Little Progress Made In Fighting Food Poisoning, CDC Says

Newsy (Apr. 18, 2014) A new report shows rates of two foodborne infections increased in the U.S. in recent years, while salmonella actually dropped 9 percent. Video provided by Newsy
Powered by NewsLook.com
Scientists Create Stem Cells From Adult Skin Cells

Scientists Create Stem Cells From Adult Skin Cells

Newsy (Apr. 17, 2014) The breakthrough could mean a cure for some serious diseases and even the possibility of human cloning, but it's all still a way off. Video provided by Newsy
Powered by NewsLook.com

Search ScienceDaily

Number of stories in archives: 140,361

Find with keyword(s):
Enter a keyword or phrase to search ScienceDaily for related topics and research stories.

Save/Print:
Share:

Breaking News:
from the past week

In Other News

... from NewsDaily.com

Science News

Health News

Environment News

Technology News



Save/Print:
Share:

Free Subscriptions


Get the latest science news with ScienceDaily's free email newsletters, updated daily and weekly. Or view hourly updated newsfeeds in your RSS reader:

Get Social & Mobile


Keep up to date with the latest news from ScienceDaily via social networks and mobile apps:

Have Feedback?

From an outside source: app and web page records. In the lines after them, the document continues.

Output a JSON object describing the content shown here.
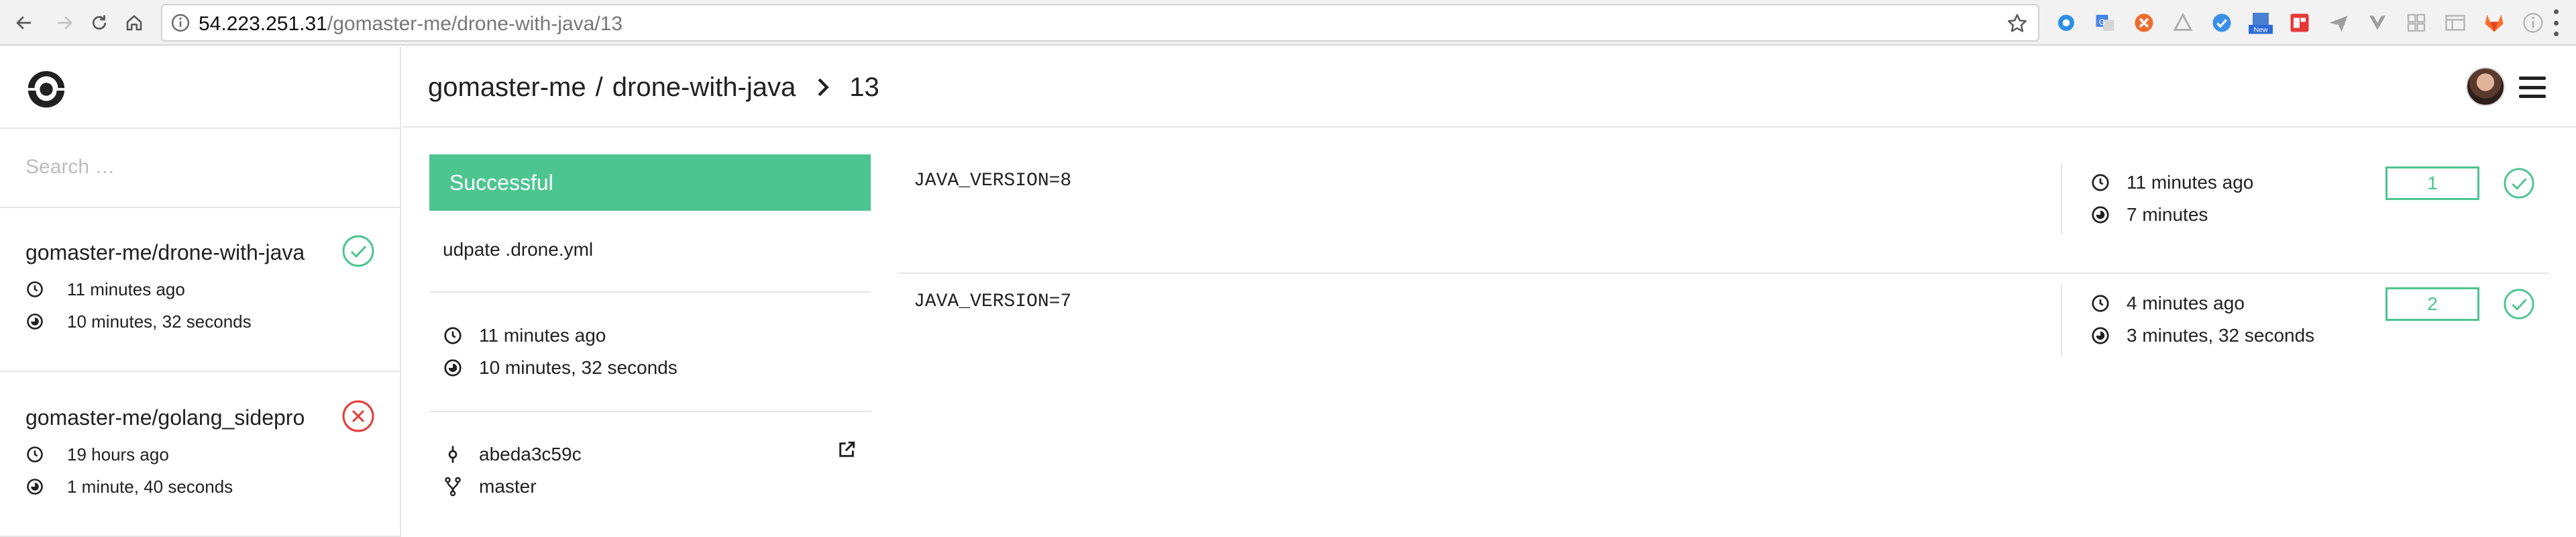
{
  "browser": {
    "url_host": "54.223.251.31",
    "url_path": "/gomaster-me/drone-with-java/13",
    "extensions": [
      "circle-icon",
      "translate-icon",
      "orange-circle-icon",
      "triangle-icon",
      "check-circle-icon",
      "new-badge-icon",
      "pdf-icon",
      "plane-icon",
      "v-icon",
      "grid-icon",
      "window-icon",
      "gitlab-icon",
      "info-circle-icon"
    ],
    "new_badge_label": "New"
  },
  "sidebar": {
    "search_placeholder": "Search …",
    "repos": [
      {
        "name": "gomaster-me/drone-with-java",
        "status": "success",
        "started": "11 minutes ago",
        "duration": "10 minutes, 32 seconds"
      },
      {
        "name": "gomaster-me/golang_sidepro",
        "status": "failure",
        "started": "19 hours ago",
        "duration": "1 minute, 40 seconds"
      }
    ]
  },
  "header": {
    "owner": "gomaster-me",
    "separator": "/",
    "repo": "drone-with-java",
    "build_number": "13"
  },
  "build": {
    "status_label": "Successful",
    "commit_message": "udpate .drone.yml",
    "started": "11 minutes ago",
    "duration": "10 minutes, 32 seconds",
    "commit_sha": "abeda3c59c",
    "branch": "master"
  },
  "matrix": [
    {
      "env": "JAVA_VERSION=8",
      "started": "11 minutes ago",
      "duration": "7 minutes",
      "number": "1",
      "status": "success"
    },
    {
      "env": "JAVA_VERSION=7",
      "started": "4 minutes ago",
      "duration": "3 minutes, 32 seconds",
      "number": "2",
      "status": "success"
    }
  ],
  "colors": {
    "success": "#4dc591",
    "failure": "#e53935",
    "text": "#212121",
    "border": "#e6e6e6"
  }
}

Tell us what you think of ScienceDaily -- we welcome both positive and negative comments. Have any problems using the site? Questions?
Mobile: iPhone Android Web
Follow: Facebook Twitter Google+
Subscribe: RSS Feeds Email Newsletters
Latest Headlines Health & Medicine Mind & Brain Space & Time Matter & Energy Computers & Math Plants & Animals Earth & Climate Fossils & Ruins